Sen. Elizabeth Warren has come out with another bold policy idea. The Massachusetts senator and 2020 Democratic presidential candidate released a plan last Friday to break up “Big Tech” companies in order to “restore the balance of power in our democracy, to promote competition, and to ensure that the next generation of technology innovation is as vibrant as the last.” In the days since she unveiled the proposal, the plan has made waves from South by Southwest to Facebook’s platform itself — dividing experts along the way. “We need to stop this generation of big tech companies from throwing around their political power to shape the rules in their favor and throwing around their economic power to snuff out or buy up every potential competitor,” Warren wrote in a Medium post outlining her proposal. But would her plan actually do that? And which companies would be affected? Here are four things to know about how it would work. 1. Why does … [Read more...] about 4 things to know about how — and if — Elizabeth Warren’s plan to break up the tech giants would work
Disputes about similar business names
Tony Romm, The Washington Post Published 2:58 pm PST, Monday, December 10, 2018 Sundar Pichai, chief executive officer of Google, arrives at the White House for a meeting Dec. 6. Sundar Pichai, chief executive officer of Google, arrives at the White House for a meeting Dec. 6. Photo: Bloomberg Photo By Andrew Harrer. Photo: Bloomberg Photo By Andrew Harrer. Image 1 of / 1 Caption Close Image 1 of 1 Sundar Pichai, chief executive officer of Google, arrives at the White House for a meeting Dec. 6. Sundar Pichai, chief executive officer of Google, arrives at the White House for a meeting Dec. 6. Photo: Bloomberg Photo By Andrew Harrer. Congress is about to grill Google's CEO. Can Sundar Pichai handle the heat? 1 … [Read more...] about Congress is about to grill Google’s CEO. Can Sundar Pichai handle the heat?
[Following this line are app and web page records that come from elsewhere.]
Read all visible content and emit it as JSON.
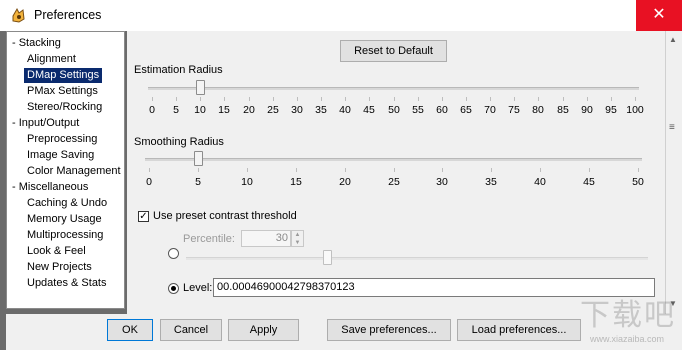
{
  "window": {
    "title": "Preferences",
    "close_glyph": "✕"
  },
  "tree": [
    {
      "label": "- Stacking",
      "indent": 0,
      "selected": false
    },
    {
      "label": "Alignment",
      "indent": 1,
      "selected": false
    },
    {
      "label": "DMap Settings",
      "indent": 1,
      "selected": true
    },
    {
      "label": "PMax Settings",
      "indent": 1,
      "selected": false
    },
    {
      "label": "Stereo/Rocking",
      "indent": 1,
      "selected": false
    },
    {
      "label": "- Input/Output",
      "indent": 0,
      "selected": false
    },
    {
      "label": "Preprocessing",
      "indent": 1,
      "selected": false
    },
    {
      "label": "Image Saving",
      "indent": 1,
      "selected": false
    },
    {
      "label": "Color Management",
      "indent": 1,
      "selected": false
    },
    {
      "label": "- Miscellaneous",
      "indent": 0,
      "selected": false
    },
    {
      "label": "Caching & Undo",
      "indent": 1,
      "selected": false
    },
    {
      "label": "Memory Usage",
      "indent": 1,
      "selected": false
    },
    {
      "label": "Multiprocessing",
      "indent": 1,
      "selected": false
    },
    {
      "label": "Look & Feel",
      "indent": 1,
      "selected": false
    },
    {
      "label": "New Projects",
      "indent": 1,
      "selected": false
    },
    {
      "label": "Updates & Stats",
      "indent": 1,
      "selected": false
    }
  ],
  "panel": {
    "reset_label": "Reset to Default",
    "estimation": {
      "label": "Estimation Radius",
      "value": 10,
      "ticks": [
        "0",
        "5",
        "10",
        "15",
        "20",
        "25",
        "30",
        "35",
        "40",
        "45",
        "50",
        "55",
        "60",
        "65",
        "70",
        "75",
        "80",
        "85",
        "90",
        "95",
        "100"
      ]
    },
    "smoothing": {
      "label": "Smoothing Radius",
      "value": 5,
      "ticks": [
        "0",
        "5",
        "10",
        "15",
        "20",
        "25",
        "30",
        "35",
        "40",
        "45",
        "50"
      ]
    },
    "contrast": {
      "checkbox_label": "Use preset contrast threshold",
      "checked": true,
      "percentile_label": "Percentile:",
      "percentile_value": "30",
      "level_label": "Level:",
      "level_value": "00.00046900042798370123"
    }
  },
  "footer": {
    "ok": "OK",
    "cancel": "Cancel",
    "apply": "Apply",
    "save": "Save preferences...",
    "load": "Load preferences..."
  },
  "watermark": {
    "main": "下载吧",
    "sub": "www.xiazaiba.com"
  },
  "colors": {
    "close": "#e81123",
    "selection": "#0a2a6e",
    "frame": "#6b6b6b"
  }
}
Brush and Nib Studio owners from left are Breanna Koski and Joanna Duka (Facebook) The city of Phoenix is fighting back against a bid by a Christian law firm to get the state’s high court to conclude that businesses have a right to refuse to provide certain services to gays. In new legal filings Sept. 7, attorney Eric Fraser said there is no dispute about the heart of the case. “If a same-sex couple asks Brush & Nib (Studio) for custom wedding products, Brush & Nib will refuse service, regardless of the wording or design the couple wants,” he told the Arizona Supreme Court. And the owners of the firm would make a plain-vanilla wedding invitation listing “Pat and Pat” if it means “Patrick and Patricia” but refuse to make an identical one for “Patrick and Patrick.” “That’s why this case is about commerce, not speech, art, or religious beliefs,” he wrote. “Under settled law, the government does not … [Read more...] about Phoenix: Gay discrimination case about commerce, not 1st Amendment
Sections Skip to content Skip to site index Feature How a troubled Florida teenager went from the “Dr. Phil” show to signing a major-label record deal as a rapper. Danielle Bregoli, a.k.a. Bhad Bhabie. Credit Emily Shur for The New York Times Supported by ByJamie Lauren Keiles July 3, 2018 Adam Kluger had a plan to save music. It was 2008: Piracy was up, streaming hadn’t taken off and the physical album had long been eclipsed by the digital single. On top of that, it was the middle of the recession; industry people were looking for ways to make up their losses. Kluger was a fast-talking 22-year-old in Los Angeles with a dream of a product he called “brand dropping.” Rappers were constantly name-checking products — why not get the brands to pay for placement in a verse? He peddled the concept to record executives, presenting his plan as a source of easy money. They turned him away, citing artistic integrity. He … [Read more...] about The Big Business of Becoming Bhad Bhabie
Nate Rau Nashville Tennessean Published 11:40 p.m. UTC Jun 19, 2018 Nashville International Airport is planning to overhaul its concessions in a move that could mean the exit of popular local businesses such as Noshville deli and Parnassus Books. But the very presence of those local restaurants and shops, including Swett's, Tootsie's Orchid Lounge, Blue Coast Burrito and Whitt's Barbecue, is a point of contention. Airport officials argue that those restaurants are operating at Nashville International Airport in name only. The local businesses sign licensing deals with large concessions corporations and then partner to cultivate the decor and, in the case of restaurants, food menu. Nashville airport growth: Nashville International to add new airline with 5 new destinations More: Nashville International Airport sets passenger record for fifth consecutive year Top officials, led by new CEO Doug Kreulen, are proposing a switch to a "developer model," which would … [Read more...] about Nashville airport could lose big local names in concessions overhaul